NTE7426 NAND gate IC won't work

Hi, I'm trying to use an NTE7426 quad NAND gate IC with my Arduino Uno. I have tried prototyping with just an LED and pushbuttons on one of the gates. The LED won't light. I have triple-checked the pinout and my wiring. I have tried replacing the IC and LED. I have checked the polarity on my LED. But it still won't work. Help will be appreciated. Thanks!

Its open-collector... How are you connecting the LED/resistor?

does the LED work? (resistor + voltage)
does the output of the nand gate deliver enough current to light the LED?

Guess it's easier to see your circuit :slight_smile:

I'm connecting the positive lead of the LED to a resistor and the NAND gate IC. I tried reversing the polarity of the LED, but it still won't work. And when I attach +9v to Vcc on the IC and the positive side of the LED to the NAND gate's output, and the negative side to ground, it lights up. But as soon as I attach the NAND gate's ground, it goes out.

element74:
I’m connecting the positive lead of the LED to a resistor and the NAND gate IC. I tried reversing the polarity of the LED, but it still won’t work. And when I attach +9v to Vcc on the IC and the positive side of the LED to the NAND gate’s output, and the negative side to ground, it lights up. But as soon as I attach the NAND gate’s ground, it goes out.

uh oh.

First rule, unless it’s from the 4000 series (Due to their high voltage tolerances usually up to 12-15v) of IC’s, always look at the data sheet for max voltage specifications.

5.25v is the MAX supply voltage for the NTE7426.

http://www.doctronics.co.uk/pdf_files/hcf4011.pdf

check out the 4011 for this project or lower the voltage and pray to the IC gods for a working chip when you lower the voltage to 5v… now if that checks out and works, try it again use a 300 ohm resistor to your LED (unless you are i’m not scrolling all the way down).

The circuit is still going to be handy to check your NAND logic inputs.

Because its open collector you must connect the LED anode to Vcc and cathode (via
resistor) to the 7426 output since it is only capable of sinking current, not sourcing.

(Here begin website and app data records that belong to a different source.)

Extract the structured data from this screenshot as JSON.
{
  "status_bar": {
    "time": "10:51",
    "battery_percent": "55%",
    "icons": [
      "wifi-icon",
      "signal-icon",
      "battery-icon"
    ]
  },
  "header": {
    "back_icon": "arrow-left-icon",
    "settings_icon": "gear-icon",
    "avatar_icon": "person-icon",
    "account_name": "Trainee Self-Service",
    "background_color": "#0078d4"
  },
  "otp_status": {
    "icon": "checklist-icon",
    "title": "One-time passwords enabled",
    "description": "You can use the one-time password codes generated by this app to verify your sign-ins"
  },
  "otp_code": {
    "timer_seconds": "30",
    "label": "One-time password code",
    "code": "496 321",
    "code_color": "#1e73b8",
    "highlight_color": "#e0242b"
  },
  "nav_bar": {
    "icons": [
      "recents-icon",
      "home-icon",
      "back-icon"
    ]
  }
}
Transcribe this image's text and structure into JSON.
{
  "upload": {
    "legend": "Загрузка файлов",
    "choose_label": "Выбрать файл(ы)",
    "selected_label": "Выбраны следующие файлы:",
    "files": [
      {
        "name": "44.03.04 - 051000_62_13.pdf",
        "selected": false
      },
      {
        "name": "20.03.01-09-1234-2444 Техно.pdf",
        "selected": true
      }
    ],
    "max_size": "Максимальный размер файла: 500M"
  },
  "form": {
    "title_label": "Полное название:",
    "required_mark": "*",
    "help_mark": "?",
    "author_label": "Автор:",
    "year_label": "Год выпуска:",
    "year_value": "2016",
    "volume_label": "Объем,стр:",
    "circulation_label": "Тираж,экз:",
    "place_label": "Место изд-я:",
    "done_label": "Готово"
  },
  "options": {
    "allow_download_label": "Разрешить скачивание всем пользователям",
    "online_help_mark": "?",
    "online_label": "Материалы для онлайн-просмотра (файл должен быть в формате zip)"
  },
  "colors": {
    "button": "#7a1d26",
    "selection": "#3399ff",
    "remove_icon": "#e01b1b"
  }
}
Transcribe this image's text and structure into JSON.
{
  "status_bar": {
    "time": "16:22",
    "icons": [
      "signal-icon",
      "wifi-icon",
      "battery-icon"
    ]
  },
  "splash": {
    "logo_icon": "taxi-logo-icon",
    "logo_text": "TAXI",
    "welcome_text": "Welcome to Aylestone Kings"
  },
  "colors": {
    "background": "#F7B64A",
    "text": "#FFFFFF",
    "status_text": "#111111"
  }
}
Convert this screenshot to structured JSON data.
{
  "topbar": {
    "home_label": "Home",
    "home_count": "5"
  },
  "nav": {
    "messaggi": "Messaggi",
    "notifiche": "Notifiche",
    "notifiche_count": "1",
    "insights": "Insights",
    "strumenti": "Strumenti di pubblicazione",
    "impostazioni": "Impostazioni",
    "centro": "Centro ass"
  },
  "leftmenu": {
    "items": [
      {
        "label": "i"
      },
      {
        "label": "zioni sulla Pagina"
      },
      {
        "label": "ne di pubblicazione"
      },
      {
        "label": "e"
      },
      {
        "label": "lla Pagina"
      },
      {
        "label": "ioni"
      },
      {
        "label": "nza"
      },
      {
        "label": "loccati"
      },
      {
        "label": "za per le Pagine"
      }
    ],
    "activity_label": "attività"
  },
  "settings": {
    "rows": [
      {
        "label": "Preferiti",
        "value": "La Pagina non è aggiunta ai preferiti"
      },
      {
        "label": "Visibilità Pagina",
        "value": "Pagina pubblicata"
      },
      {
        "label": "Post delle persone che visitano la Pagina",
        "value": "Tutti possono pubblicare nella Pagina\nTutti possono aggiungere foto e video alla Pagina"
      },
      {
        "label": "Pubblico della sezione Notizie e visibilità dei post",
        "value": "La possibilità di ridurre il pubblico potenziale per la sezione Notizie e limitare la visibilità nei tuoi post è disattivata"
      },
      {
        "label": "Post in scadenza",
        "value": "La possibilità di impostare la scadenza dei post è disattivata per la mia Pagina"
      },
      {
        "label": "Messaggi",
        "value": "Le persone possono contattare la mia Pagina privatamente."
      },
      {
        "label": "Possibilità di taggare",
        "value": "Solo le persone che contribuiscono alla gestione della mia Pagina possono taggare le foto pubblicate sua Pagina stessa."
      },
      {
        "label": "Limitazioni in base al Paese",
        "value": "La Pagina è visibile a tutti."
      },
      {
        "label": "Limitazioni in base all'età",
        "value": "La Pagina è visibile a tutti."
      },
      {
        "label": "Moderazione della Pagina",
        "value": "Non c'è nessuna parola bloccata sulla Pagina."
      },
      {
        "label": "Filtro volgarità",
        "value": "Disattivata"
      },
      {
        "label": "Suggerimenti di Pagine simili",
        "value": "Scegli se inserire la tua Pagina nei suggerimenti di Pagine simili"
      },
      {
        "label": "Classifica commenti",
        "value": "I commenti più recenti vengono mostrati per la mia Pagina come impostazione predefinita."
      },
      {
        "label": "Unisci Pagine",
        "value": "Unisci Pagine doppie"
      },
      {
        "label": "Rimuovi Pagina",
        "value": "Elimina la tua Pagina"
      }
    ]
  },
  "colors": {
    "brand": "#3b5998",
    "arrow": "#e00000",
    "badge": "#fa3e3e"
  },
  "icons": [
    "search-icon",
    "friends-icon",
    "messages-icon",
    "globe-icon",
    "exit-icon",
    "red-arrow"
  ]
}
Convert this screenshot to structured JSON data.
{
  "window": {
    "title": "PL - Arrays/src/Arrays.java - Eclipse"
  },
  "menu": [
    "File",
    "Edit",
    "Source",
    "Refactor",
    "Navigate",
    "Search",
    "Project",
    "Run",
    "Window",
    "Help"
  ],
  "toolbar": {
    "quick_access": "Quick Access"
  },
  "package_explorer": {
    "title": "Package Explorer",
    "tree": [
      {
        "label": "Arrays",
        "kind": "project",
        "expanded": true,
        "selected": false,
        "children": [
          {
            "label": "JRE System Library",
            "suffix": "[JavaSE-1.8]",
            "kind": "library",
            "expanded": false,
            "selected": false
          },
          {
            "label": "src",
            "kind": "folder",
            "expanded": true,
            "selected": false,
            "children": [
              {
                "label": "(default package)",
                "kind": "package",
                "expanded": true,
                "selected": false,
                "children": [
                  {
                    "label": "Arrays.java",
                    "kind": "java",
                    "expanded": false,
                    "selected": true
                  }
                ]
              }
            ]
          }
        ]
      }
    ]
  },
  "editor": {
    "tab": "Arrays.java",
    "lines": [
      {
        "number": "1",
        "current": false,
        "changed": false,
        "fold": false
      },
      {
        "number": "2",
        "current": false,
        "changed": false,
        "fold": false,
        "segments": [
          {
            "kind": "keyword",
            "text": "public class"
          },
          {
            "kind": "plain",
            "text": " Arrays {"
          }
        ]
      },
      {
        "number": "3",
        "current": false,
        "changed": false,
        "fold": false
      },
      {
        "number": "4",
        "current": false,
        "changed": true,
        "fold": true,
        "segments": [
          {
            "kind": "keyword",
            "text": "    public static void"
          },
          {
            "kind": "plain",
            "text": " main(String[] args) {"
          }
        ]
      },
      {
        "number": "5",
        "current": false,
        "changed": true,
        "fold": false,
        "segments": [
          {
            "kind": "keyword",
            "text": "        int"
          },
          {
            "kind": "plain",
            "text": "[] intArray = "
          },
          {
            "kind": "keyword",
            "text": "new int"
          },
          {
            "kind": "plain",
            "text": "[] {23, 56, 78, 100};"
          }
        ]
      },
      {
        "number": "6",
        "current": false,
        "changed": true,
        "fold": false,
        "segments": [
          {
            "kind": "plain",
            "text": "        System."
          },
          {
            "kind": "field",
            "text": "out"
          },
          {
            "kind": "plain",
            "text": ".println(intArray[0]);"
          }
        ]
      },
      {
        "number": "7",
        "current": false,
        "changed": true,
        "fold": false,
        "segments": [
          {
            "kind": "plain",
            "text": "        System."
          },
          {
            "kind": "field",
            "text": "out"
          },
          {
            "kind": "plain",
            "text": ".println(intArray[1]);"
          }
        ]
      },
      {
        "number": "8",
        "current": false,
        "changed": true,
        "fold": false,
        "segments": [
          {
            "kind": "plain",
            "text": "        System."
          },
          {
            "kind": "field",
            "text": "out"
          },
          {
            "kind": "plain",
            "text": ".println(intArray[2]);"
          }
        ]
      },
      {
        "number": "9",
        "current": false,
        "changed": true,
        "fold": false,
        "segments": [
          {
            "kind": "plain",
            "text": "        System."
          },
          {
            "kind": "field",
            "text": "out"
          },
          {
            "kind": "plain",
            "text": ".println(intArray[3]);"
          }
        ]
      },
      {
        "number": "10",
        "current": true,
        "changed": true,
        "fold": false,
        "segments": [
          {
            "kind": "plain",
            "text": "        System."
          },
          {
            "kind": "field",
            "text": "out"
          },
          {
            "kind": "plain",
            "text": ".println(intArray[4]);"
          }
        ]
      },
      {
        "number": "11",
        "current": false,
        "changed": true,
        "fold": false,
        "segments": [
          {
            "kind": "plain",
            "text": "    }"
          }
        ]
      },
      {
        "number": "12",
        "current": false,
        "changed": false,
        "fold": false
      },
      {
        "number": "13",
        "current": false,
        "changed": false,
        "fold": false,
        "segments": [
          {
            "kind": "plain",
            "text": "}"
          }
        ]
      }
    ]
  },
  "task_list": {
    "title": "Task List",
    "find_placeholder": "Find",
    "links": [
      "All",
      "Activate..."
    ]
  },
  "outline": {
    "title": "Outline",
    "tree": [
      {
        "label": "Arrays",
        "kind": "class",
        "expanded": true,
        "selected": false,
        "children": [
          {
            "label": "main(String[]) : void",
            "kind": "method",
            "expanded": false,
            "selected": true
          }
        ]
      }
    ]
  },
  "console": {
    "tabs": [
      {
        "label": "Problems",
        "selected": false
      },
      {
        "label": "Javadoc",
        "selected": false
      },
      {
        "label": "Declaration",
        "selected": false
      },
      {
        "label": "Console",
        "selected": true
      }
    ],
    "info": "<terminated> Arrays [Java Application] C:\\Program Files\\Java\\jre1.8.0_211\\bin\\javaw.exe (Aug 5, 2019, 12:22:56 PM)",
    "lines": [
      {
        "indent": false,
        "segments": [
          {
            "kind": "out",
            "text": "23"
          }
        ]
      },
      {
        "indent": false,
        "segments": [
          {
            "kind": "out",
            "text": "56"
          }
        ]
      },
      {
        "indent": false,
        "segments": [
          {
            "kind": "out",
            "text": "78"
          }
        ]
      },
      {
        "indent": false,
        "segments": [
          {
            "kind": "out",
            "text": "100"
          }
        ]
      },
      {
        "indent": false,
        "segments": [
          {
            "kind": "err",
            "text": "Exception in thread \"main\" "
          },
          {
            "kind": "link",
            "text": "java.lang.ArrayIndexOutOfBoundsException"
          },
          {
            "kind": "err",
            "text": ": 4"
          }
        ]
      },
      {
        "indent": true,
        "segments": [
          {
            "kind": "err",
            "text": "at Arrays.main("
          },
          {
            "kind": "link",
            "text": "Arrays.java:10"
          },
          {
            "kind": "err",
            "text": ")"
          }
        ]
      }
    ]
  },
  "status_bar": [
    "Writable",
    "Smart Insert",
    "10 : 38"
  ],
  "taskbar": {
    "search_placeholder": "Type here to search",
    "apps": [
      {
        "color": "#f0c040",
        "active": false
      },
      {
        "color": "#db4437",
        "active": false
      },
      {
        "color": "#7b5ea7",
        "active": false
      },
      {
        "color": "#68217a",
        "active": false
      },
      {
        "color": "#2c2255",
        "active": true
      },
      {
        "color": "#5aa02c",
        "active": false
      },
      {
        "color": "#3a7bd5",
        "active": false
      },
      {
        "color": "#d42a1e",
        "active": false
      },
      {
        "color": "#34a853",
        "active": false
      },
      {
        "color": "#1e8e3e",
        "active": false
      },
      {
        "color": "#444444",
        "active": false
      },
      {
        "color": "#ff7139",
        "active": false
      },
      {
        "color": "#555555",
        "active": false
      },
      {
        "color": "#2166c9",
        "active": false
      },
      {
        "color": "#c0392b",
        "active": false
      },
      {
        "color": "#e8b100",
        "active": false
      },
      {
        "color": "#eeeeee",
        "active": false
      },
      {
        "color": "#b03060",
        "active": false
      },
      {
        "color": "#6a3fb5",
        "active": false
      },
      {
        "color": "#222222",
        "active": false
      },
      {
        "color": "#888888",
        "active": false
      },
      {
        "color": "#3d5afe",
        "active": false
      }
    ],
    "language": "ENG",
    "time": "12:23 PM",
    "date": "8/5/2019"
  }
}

And it you've put more than 5V on any of the 7426 inputs you've likely burnt them out,
TTL is extremely sensitive to overvoltage on the inputs (more so than the Vcc supply
itself which I think is 7V abs max). But 9V is certain death/damage.

Normally with TTL any inputs you want to tie high you do via a 1k resistor to prevent
over-voltage damage.

And really, you paid way too much for that part. Like almost a $1.00 more than you needed to. Friends don't let friends by NTE parts.